There are young men and women up and down the land who happily (or unhappily) tell anyone who will listen that they don't have an academic turn of mind, or that they aren't lucky enough to have been blessed with a good memory, and yet can recite hundreds of pop lyrics and reel off any amount of information about footballers, cars and celebrities. Why? Because they are interested in those things. They are curious. If you are hungry for food you hunt high and low for it. If you are hungry for information it is the same. Information is all around us, now more than ever before in human history. You barely have to stir or incommode yourself to find things out. The only reason people do not know much is because they do not care to know. They are incurious. Incuriosity is the oddest and most foolish failing there is.— Stephen Fry, The Fry Chronicles (New York: Overlook Press, 2012), Kindle Edition, location 1260.
Wednesday, May 6, 2015
This is not the entire truth, but it is the lion's share of it:
Monday, March 2, 2015
The fourth chapter of G. A. Wells's Can We Trust the New Testament? (LaSalle, IL: Open Court, 2004) is brilliant. The whole book may be brilliant for all I know, but most of it discusses details of NT criticism that I am not competent judge. The fourth chapter, however, comments on various modern and postmodern interpretations of Christianity, and here Wells seems to hit the nail on the head. As he concludes:

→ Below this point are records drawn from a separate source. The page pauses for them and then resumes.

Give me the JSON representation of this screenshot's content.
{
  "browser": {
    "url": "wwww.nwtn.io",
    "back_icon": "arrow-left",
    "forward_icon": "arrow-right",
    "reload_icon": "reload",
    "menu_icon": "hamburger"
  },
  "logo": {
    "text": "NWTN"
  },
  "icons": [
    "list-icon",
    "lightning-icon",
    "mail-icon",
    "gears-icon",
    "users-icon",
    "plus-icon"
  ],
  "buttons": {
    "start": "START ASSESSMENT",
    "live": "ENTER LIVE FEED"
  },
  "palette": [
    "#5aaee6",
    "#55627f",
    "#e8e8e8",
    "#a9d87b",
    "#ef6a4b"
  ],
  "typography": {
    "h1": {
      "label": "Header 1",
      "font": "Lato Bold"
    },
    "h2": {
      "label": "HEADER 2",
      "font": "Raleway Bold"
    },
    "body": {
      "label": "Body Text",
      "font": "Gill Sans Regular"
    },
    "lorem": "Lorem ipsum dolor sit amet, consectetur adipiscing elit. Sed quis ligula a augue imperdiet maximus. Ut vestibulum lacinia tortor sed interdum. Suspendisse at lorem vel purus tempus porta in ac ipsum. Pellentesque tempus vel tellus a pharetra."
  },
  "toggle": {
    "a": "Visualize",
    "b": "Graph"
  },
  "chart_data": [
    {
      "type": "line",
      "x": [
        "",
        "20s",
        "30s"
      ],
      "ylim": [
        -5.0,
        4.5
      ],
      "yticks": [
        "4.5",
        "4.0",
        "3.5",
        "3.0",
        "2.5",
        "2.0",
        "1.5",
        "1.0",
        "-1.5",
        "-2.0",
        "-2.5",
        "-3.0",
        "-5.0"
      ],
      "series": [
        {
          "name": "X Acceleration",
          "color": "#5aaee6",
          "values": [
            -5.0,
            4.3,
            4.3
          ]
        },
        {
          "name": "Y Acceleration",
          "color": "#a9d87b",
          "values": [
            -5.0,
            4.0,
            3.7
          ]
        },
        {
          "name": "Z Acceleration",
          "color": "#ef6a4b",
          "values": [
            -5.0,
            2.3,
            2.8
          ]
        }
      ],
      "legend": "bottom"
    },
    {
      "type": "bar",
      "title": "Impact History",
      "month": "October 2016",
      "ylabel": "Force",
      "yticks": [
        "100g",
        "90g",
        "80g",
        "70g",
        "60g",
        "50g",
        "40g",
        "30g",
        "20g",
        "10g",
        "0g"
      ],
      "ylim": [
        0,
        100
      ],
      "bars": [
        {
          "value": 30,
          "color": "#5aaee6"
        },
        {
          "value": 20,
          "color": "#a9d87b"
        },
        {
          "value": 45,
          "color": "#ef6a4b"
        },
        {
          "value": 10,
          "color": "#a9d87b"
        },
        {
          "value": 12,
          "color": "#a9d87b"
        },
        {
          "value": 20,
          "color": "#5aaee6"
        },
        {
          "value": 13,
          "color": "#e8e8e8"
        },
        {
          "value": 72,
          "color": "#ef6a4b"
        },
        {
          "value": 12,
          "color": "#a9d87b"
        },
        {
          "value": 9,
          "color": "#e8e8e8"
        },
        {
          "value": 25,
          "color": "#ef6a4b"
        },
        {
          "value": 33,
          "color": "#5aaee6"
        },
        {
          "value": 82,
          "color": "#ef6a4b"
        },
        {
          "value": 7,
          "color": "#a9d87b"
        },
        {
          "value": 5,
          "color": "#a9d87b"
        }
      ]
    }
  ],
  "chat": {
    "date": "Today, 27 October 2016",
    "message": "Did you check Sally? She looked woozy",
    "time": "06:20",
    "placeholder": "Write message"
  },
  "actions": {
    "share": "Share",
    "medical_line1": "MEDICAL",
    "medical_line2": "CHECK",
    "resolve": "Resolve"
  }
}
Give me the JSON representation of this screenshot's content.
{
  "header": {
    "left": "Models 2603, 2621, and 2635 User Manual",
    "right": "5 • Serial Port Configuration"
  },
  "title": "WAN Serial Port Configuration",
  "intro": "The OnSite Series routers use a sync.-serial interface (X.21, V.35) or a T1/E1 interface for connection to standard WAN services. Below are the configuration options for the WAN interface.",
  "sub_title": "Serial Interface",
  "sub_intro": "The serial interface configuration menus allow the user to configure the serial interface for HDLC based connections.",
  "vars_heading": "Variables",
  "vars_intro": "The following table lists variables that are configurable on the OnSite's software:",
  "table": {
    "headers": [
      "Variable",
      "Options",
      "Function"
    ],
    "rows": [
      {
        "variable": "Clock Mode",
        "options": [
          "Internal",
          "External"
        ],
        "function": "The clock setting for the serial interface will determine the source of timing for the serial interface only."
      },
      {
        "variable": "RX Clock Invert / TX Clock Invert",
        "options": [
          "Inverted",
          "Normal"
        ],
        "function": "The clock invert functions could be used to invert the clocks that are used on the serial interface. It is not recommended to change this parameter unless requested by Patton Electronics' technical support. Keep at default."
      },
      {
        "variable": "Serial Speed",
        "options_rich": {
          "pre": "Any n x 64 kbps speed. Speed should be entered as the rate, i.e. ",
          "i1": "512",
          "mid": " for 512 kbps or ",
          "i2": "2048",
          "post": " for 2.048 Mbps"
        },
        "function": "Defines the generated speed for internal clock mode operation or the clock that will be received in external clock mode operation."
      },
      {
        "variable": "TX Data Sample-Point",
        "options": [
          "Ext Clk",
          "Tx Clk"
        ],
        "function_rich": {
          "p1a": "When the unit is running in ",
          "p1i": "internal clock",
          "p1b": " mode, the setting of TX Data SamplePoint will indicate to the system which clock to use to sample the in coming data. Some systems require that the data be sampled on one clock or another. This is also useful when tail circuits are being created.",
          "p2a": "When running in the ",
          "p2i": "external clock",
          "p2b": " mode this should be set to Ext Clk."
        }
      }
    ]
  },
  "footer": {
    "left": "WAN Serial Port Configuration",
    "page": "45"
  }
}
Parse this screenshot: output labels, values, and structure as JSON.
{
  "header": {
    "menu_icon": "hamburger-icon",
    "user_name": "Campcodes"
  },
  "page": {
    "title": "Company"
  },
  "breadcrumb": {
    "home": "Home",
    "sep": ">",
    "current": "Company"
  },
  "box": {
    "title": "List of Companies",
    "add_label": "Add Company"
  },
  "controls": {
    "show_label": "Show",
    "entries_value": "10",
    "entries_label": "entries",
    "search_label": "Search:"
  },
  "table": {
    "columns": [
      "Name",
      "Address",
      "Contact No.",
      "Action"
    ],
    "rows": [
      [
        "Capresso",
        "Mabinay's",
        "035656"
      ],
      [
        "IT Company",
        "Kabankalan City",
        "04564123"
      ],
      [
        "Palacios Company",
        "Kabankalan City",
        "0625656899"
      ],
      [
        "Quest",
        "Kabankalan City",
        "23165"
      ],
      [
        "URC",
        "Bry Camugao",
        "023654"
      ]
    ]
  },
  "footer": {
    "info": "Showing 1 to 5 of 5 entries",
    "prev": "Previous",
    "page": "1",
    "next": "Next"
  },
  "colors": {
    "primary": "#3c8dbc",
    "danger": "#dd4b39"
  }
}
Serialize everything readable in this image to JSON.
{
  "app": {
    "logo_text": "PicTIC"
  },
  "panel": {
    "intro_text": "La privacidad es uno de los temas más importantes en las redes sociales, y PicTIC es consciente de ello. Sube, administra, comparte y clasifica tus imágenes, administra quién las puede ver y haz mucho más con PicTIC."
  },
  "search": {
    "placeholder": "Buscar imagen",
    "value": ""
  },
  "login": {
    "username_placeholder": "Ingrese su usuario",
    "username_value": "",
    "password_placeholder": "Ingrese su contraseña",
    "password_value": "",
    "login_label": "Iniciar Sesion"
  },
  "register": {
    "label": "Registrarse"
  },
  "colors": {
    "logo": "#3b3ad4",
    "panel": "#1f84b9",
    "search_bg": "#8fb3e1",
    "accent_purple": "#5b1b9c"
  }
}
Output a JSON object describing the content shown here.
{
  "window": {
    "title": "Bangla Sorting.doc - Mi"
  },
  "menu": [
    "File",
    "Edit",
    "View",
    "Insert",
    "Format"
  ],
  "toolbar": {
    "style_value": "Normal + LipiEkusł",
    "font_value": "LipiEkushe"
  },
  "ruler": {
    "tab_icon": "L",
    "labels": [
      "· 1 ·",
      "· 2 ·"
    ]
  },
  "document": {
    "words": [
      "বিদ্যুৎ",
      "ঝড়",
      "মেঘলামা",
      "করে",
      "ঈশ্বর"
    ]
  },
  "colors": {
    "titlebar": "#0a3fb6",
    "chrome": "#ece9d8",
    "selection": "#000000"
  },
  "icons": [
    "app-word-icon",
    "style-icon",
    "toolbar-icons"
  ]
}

We no longer have an ecclesiastical organization able to impose assent to its ideas on the whole population. Instead there is intellectual anarchy in which the conflict of ideas and principles is often replaced by rival forms of make-believe. Freedom of ideas and of expression is degraded into licence to talk at random and make phrases. The resulting fantastic 'explanations' may persist because of their tranquilizing value and the absence of ready means of disproof. In the concrete branches of science, words and phrases are kept in constant touch with real things, so that nonsense is excluded or easily detected. But in theology—as also in literary criticism, and indeed in the humanities generally—what is propounded all too often has no contact with reality except to be verbally repeated in various combinations. (177)One runs into this kind of thing quite often in certain philosophical circles, but at least philosophy has the analytic camps as well. It seems, however, that every time I pick up a book on theology—well, modern theology, at least—it will without fail consist of a pastiche of nebulous but evocative statements, all very confidently declared with hardly a nod to evidence: the kind of things for which Daniel Dennett's daughter has coined the wonderful term "deepities."